Reynisdranger features the amazing black lava formations that rise out of the Atlantic ocean. It was a total WOW moment. On a good day, you can see all the way to Selfoss. Black sand and sunlight made this spot look magical.
A visit to Dyrholaey lighthouse is all about the views afforded of the amazing Icelandic coastline. Dyrholaey is best visited as part of a trip from Reykjavik down the south coast to the popular Reynisfjara beach and beyond.
Dyrholaey is 180 kilometres from Reykjavik on National Route 1, be prepared for the drive to take you well over two and a half hours.
22. Visit the Picturesque Town of Seydisfjordur
Recommended by Paula from Paula Pins the Planet
During my 10-days self-drive in Iceland, I got the chance to visit some very unique places and the most picturesque town in Iceland is Seydisfjordur, located in East Iceland at the inner corner of a fjord of the same name, only a 30-minutes drive from the Ring Road. The driving to get there is scenic, and the town is very remote, especially when you take into account that the road ends there.

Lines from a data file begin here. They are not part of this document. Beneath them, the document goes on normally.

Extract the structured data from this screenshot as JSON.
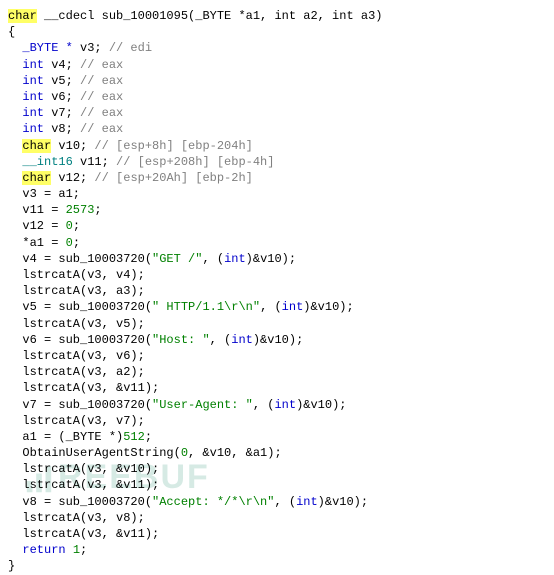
{
  "code": {
    "sig_kw1": "char",
    "sig_rest": " __cdecl sub_10001095(_BYTE *a1, int a2, int a3)",
    "open_brace": "{",
    "decls": [
      {
        "pre": "  ",
        "type": "_BYTE *",
        "name": "v3;",
        "comment": " // edi"
      },
      {
        "pre": "  ",
        "type": "int ",
        "name": "v4;",
        "comment": " // eax"
      },
      {
        "pre": "  ",
        "type": "int ",
        "name": "v5;",
        "comment": " // eax"
      },
      {
        "pre": "  ",
        "type": "int ",
        "name": "v6;",
        "comment": " // eax"
      },
      {
        "pre": "  ",
        "type": "int ",
        "name": "v7;",
        "comment": " // eax"
      },
      {
        "pre": "  ",
        "type": "int ",
        "name": "v8;",
        "comment": " // eax"
      }
    ],
    "hl_decl1_kw": "char",
    "hl_decl1_rest": " v10;",
    "hl_decl1_comment": " // [esp+8h] [ebp-204h]",
    "decl_mid_type": "__int16 ",
    "decl_mid_name": "v11;",
    "decl_mid_comment": " // [esp+208h] [ebp-4h]",
    "hl_decl2_kw": "char",
    "hl_decl2_rest": " v12;",
    "hl_decl2_comment": " // [esp+20Ah] [ebp-2h]",
    "body": [
      {
        "t": "assign",
        "lhs": "v3 = a1;",
        "rhs": ""
      },
      {
        "t": "assignnum",
        "lhs": "v11 = ",
        "num": "2573",
        "tail": ";"
      },
      {
        "t": "assignnum",
        "lhs": "v12 = ",
        "num": "0",
        "tail": ";"
      },
      {
        "t": "assignnum",
        "lhs": "*a1 = ",
        "num": "0",
        "tail": ";"
      },
      {
        "t": "call",
        "text1": "v4 = sub_10003720(",
        "str": "\"GET /\"",
        "text2": ", (",
        "kw": "int",
        "text3": ")&v10);"
      },
      {
        "t": "plain",
        "text": "lstrcatA(v3, v4);"
      },
      {
        "t": "plain",
        "text": "lstrcatA(v3, a3);"
      },
      {
        "t": "call",
        "text1": "v5 = sub_10003720(",
        "str": "\" HTTP/1.1\\r\\n\"",
        "text2": ", (",
        "kw": "int",
        "text3": ")&v10);"
      },
      {
        "t": "plain",
        "text": "lstrcatA(v3, v5);"
      },
      {
        "t": "call",
        "text1": "v6 = sub_10003720(",
        "str": "\"Host: \"",
        "text2": ", (",
        "kw": "int",
        "text3": ")&v10);"
      },
      {
        "t": "plain",
        "text": "lstrcatA(v3, v6);"
      },
      {
        "t": "plain",
        "text": "lstrcatA(v3, a2);"
      },
      {
        "t": "plain",
        "text": "lstrcatA(v3, &v11);"
      },
      {
        "t": "call",
        "text1": "v7 = sub_10003720(",
        "str": "\"User-Agent: \"",
        "text2": ", (",
        "kw": "int",
        "text3": ")&v10);"
      },
      {
        "t": "plain",
        "text": "lstrcatA(v3, v7);"
      },
      {
        "t": "castnum",
        "text1": "a1 = (_BYTE *)",
        "num": "512",
        "text2": ";"
      },
      {
        "t": "obt",
        "text1": "ObtainUserAgentString(",
        "num": "0",
        "text2": ", &v10, &a1);"
      },
      {
        "t": "plain",
        "text": "lstrcatA(v3, &v10);"
      },
      {
        "t": "plain",
        "text": "lstrcatA(v3, &v11);"
      },
      {
        "t": "call",
        "text1": "v8 = sub_10003720(",
        "str": "\"Accept: */*\\r\\n\"",
        "text2": ", (",
        "kw": "int",
        "text3": ")&v10);"
      },
      {
        "t": "plain",
        "text": "lstrcatA(v3, v8);"
      },
      {
        "t": "plain",
        "text": "lstrcatA(v3, &v11);"
      },
      {
        "t": "retnum",
        "kw": "return",
        "sp": " ",
        "num": "1",
        "tail": ";"
      }
    ],
    "close_brace": "}"
  },
  "watermark": "REEBUF"
}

This former fishing village has around 668 people and just recently has become popular amongst tourists who visit the town to enjoy the stunning nature and peaceful atmosphere.
Seydisfjordur is surrounded by incredible nature, including mountains, waterfalls, and beautiful sea views. It is a unique town with multi-coloured wooden buildings, and it has a very vibrant culture, considered Iceland’s cultural centre. Another thing you can not miss in Seydisfjordur is the iconic Blue Church. The town is really small, so you do not have to worry you would miss it.
The tranquil town of Seydisfjordur has a relaxed atmosphere and offers a range of cultural and outdoor activities with unique dining experiences.
23. Explore Reykjavik’s Modern Architecture
Recommended by Kenny from Knycx Journeying
Iceland is known for its extra-terrestrial landscape, ranging from volcanoes, geysers, lagoons, glaciers, fjords, lava fields to many waterfalls around the island. While most tourists generally explore the outskirt of the cities, taking in the stunning sceneries of nature, they have to enter the country via Reykjavik – the capital city of Iceland. Why don’t take the opportunity to have a self-designed walking tour and discover modern architecture?
Reykjavik is one of the least populated capital cities in Europe, yet it is highly developed with world-class infrastructure and facilities. The Harpa concert hall, for example, is an eye-catching showpiece at the waterfront of the city that is home to the Icelandic symphony orchestra and opera.
The Supreme Court is a short walk away from Harpa. Made predominantly from basalt stones and green copper, its design has set new rules for buildings of it's kind. The Ásmundarsafn Museum is about three kilometres away from the city centre and it is a unique space designed by modern art sculptor Ásmundur Sveinsson, the museum features a number of Sveinsson’s sculptures in an elegant garden.
Finish the day at Hallgrimskirkja, one of the most recognizable architectures in Europe is a must-see cathedral. Some think the cathedral shaped like a rocket, but it was designed as a resemblance of the trap-rocks, mountains, and glaciers of Iceland’s landscape. Climb up the 74.5-meter high tower as it offers a panoramic view of Reykjavik’s cityscape with colourful houses to the ocean beyond.